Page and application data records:
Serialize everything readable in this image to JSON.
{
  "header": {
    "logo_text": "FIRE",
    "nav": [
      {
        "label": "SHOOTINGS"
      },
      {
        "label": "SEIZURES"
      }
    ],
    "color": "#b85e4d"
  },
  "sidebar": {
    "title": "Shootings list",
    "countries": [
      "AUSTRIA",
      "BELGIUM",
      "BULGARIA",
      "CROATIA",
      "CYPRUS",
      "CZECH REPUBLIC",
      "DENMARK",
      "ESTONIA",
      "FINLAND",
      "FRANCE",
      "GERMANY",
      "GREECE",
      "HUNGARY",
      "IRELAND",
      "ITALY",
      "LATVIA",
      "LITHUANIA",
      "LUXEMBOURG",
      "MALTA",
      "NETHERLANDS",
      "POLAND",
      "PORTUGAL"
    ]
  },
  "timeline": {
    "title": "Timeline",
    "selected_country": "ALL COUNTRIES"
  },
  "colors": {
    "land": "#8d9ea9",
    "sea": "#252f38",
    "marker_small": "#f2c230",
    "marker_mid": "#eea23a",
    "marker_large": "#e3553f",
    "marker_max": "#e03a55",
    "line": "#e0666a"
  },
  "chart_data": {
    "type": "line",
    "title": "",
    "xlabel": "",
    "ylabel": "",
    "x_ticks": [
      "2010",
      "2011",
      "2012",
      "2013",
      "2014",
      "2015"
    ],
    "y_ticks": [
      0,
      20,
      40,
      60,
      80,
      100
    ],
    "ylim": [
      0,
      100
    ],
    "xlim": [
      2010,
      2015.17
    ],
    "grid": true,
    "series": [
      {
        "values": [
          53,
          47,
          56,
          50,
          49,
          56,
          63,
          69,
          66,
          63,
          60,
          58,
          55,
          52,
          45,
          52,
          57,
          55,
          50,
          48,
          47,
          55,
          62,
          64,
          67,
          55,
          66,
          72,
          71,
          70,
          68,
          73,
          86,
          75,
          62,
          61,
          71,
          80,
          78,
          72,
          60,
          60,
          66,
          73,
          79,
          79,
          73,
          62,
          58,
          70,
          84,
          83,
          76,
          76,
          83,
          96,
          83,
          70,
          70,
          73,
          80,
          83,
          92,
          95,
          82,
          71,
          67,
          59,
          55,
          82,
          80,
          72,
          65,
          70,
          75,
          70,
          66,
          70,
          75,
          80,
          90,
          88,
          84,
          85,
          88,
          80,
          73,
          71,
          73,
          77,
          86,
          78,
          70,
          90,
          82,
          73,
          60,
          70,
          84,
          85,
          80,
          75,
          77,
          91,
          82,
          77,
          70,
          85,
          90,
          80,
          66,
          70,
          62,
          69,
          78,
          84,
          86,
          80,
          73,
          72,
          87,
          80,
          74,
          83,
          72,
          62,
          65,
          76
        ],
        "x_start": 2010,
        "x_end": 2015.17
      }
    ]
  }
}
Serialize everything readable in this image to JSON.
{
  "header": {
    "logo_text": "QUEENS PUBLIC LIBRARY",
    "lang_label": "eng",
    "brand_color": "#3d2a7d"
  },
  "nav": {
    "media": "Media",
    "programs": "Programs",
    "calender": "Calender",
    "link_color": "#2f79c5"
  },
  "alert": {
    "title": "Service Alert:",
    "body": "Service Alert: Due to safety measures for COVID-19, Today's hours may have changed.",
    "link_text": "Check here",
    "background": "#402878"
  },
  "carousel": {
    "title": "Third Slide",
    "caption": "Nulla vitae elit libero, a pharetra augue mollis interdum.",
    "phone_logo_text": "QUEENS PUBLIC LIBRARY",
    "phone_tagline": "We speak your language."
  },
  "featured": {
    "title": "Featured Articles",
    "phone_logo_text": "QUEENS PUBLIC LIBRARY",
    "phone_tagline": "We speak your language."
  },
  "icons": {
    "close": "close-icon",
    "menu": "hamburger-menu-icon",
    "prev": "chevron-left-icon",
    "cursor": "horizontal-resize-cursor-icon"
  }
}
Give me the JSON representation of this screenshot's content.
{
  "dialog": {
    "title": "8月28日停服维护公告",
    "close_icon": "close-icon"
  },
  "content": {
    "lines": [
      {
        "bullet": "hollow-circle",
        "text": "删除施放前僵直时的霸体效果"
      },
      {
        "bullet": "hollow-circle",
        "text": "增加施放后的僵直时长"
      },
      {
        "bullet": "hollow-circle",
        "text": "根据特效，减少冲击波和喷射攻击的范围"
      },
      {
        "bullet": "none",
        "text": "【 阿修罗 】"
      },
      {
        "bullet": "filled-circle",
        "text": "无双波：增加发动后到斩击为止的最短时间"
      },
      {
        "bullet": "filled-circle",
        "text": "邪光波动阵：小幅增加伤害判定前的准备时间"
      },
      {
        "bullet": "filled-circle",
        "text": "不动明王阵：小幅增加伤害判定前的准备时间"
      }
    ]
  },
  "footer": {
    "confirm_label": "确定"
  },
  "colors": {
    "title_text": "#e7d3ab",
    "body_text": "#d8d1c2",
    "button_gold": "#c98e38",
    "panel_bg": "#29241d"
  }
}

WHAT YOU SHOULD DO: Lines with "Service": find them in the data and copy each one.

SOLUTION TO THIS PROBLEM:
    "title": "Service Alert:",
    "body": "Service Alert: Due to safety measures for COVID-19, Today's hours may have changed.",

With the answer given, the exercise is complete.